Dataset entries:
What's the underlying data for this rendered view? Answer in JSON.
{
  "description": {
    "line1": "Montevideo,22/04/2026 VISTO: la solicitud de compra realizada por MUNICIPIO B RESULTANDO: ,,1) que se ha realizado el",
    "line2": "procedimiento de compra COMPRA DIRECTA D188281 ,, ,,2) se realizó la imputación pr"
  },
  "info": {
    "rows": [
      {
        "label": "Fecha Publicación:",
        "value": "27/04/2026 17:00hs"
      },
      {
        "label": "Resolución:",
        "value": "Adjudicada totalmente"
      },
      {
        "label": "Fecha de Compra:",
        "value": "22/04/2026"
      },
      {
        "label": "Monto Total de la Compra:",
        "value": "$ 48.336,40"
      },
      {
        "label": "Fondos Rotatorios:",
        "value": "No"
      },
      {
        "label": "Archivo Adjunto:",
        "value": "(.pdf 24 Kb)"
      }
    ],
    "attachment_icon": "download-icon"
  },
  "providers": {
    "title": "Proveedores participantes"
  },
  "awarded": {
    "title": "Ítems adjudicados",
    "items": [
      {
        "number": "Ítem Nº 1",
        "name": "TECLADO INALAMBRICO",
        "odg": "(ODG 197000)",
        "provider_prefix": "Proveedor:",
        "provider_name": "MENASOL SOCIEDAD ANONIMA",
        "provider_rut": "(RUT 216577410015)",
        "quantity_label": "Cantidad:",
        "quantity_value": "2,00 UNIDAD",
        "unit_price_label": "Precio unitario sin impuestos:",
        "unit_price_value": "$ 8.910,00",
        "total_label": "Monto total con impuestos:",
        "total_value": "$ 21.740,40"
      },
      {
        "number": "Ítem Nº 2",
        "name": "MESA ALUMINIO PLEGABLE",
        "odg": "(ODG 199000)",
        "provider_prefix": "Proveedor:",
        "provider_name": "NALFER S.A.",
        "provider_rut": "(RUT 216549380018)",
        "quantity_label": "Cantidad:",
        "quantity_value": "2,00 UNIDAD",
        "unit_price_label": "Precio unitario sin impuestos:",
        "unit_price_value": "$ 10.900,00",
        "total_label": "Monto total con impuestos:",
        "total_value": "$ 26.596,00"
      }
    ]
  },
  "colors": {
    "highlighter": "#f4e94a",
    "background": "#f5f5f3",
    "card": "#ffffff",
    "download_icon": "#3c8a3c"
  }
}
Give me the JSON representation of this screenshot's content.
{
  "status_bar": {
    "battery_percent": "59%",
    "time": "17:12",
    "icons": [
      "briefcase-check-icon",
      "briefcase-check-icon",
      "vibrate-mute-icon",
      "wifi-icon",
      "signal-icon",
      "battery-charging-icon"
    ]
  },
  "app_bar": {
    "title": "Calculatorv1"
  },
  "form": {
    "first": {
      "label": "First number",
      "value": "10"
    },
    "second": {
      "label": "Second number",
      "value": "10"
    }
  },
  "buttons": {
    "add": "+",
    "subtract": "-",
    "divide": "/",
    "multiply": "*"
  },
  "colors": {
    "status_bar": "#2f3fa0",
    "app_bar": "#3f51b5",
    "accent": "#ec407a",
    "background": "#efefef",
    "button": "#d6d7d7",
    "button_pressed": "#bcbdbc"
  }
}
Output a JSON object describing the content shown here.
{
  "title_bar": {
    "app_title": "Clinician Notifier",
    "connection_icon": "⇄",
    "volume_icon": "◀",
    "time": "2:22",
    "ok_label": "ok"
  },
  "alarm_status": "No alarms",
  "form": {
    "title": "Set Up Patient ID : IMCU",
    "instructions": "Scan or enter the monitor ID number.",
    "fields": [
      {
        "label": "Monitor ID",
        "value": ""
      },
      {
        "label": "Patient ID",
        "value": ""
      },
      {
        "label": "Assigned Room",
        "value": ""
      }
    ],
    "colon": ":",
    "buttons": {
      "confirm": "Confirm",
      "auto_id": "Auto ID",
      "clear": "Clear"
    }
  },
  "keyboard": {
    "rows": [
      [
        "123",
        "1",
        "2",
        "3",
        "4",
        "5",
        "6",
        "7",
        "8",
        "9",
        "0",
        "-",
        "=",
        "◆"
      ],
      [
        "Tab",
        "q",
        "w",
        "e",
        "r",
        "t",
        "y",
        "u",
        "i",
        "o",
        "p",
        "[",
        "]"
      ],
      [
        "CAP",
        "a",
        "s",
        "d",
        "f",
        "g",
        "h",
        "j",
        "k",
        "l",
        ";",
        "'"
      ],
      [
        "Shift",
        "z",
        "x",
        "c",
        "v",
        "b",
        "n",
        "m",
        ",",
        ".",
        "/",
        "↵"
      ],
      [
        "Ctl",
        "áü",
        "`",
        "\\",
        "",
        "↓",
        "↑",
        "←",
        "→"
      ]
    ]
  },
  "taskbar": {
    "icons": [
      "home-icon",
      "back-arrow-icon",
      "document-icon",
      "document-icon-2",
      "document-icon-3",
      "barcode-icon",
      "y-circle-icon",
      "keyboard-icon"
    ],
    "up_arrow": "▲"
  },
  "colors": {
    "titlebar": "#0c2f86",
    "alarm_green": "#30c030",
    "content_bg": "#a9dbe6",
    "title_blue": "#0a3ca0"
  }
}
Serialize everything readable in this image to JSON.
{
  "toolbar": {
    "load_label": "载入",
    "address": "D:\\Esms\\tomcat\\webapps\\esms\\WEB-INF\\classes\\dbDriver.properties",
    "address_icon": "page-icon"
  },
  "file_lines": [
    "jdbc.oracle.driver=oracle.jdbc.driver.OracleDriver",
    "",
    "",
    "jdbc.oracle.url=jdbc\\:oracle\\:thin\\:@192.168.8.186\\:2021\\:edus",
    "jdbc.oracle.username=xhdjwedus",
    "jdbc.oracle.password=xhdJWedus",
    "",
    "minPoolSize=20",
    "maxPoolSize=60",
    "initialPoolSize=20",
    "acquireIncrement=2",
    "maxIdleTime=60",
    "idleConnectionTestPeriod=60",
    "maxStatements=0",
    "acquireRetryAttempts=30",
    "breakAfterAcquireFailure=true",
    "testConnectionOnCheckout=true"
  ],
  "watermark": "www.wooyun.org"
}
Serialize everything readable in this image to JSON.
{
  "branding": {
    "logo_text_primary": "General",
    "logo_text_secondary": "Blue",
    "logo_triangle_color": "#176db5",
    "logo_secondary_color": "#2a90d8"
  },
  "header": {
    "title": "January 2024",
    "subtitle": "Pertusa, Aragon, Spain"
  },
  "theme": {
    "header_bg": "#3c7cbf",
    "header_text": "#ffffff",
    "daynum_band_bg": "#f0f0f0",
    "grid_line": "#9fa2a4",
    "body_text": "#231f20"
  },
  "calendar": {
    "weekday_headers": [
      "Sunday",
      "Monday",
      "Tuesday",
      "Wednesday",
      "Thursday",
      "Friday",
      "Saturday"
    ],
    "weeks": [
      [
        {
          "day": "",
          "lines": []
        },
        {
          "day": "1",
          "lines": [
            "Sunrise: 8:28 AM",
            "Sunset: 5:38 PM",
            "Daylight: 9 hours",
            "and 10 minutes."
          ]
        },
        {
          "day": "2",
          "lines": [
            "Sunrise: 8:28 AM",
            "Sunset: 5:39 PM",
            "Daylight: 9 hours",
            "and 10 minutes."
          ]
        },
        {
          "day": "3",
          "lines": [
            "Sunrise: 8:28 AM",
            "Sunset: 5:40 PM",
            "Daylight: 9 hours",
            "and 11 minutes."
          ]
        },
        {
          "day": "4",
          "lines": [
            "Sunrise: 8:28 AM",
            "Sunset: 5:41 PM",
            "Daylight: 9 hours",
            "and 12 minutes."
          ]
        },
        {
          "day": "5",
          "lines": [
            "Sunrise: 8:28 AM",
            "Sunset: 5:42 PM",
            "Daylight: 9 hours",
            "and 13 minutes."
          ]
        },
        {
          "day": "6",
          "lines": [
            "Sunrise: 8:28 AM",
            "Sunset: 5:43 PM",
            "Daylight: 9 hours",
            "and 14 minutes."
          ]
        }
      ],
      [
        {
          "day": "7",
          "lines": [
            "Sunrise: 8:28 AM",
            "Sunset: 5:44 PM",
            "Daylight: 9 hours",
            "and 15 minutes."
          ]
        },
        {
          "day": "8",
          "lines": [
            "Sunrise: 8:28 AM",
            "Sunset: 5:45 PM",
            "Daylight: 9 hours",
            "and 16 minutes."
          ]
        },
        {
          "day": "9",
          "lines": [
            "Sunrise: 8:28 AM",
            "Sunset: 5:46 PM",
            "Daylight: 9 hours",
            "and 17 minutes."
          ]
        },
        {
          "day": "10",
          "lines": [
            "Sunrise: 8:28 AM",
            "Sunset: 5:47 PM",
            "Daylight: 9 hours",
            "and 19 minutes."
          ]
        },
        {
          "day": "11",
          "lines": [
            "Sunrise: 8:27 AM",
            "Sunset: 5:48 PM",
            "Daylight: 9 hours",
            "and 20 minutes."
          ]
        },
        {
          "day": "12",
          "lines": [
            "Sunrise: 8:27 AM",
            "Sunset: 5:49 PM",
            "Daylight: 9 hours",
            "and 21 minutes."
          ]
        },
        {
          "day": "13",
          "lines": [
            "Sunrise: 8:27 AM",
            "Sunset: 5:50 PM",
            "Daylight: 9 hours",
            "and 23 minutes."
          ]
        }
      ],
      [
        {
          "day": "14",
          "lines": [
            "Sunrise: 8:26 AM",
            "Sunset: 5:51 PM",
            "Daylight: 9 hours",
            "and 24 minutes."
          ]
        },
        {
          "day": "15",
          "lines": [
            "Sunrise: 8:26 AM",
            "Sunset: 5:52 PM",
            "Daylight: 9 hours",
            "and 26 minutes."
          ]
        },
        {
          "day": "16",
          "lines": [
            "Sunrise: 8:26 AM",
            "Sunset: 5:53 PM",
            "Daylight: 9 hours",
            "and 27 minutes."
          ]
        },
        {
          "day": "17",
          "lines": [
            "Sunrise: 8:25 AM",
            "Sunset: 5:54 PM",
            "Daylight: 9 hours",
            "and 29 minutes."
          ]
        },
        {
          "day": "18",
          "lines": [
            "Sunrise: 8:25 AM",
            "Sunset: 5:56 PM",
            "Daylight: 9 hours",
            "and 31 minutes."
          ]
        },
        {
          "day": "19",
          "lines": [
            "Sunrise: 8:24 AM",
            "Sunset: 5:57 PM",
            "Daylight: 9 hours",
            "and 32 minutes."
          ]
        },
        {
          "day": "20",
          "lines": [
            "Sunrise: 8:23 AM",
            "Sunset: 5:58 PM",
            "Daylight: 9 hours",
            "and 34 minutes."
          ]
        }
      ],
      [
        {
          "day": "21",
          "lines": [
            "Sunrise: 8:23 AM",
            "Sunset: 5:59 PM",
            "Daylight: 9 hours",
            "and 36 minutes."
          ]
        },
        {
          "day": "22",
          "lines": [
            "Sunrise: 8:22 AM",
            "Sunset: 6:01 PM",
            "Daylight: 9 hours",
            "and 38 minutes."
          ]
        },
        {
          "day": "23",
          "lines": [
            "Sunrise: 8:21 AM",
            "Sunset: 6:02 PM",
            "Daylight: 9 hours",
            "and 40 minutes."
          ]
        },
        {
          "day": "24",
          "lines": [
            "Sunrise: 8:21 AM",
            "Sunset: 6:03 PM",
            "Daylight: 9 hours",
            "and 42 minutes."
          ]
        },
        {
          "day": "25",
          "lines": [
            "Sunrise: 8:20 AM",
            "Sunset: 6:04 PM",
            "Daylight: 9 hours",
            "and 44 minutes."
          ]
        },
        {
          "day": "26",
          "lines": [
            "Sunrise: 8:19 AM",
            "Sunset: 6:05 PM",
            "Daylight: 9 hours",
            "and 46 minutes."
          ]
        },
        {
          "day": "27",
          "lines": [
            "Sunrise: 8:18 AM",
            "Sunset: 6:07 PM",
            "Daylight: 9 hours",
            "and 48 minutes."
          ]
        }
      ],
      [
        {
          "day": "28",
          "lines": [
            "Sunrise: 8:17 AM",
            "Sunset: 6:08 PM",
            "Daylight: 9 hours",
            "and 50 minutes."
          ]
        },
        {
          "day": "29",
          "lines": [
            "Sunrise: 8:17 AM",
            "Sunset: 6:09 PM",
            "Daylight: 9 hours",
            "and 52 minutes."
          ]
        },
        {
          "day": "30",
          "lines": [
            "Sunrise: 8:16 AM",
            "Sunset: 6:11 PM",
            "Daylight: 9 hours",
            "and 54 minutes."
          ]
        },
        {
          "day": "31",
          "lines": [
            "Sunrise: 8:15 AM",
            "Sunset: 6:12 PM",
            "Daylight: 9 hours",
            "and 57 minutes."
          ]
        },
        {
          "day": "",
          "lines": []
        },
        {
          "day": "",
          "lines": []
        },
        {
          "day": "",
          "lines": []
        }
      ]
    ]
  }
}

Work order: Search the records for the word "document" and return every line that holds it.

Written solution:
      "document-icon",
      "document-icon-2",
      "document-icon-3",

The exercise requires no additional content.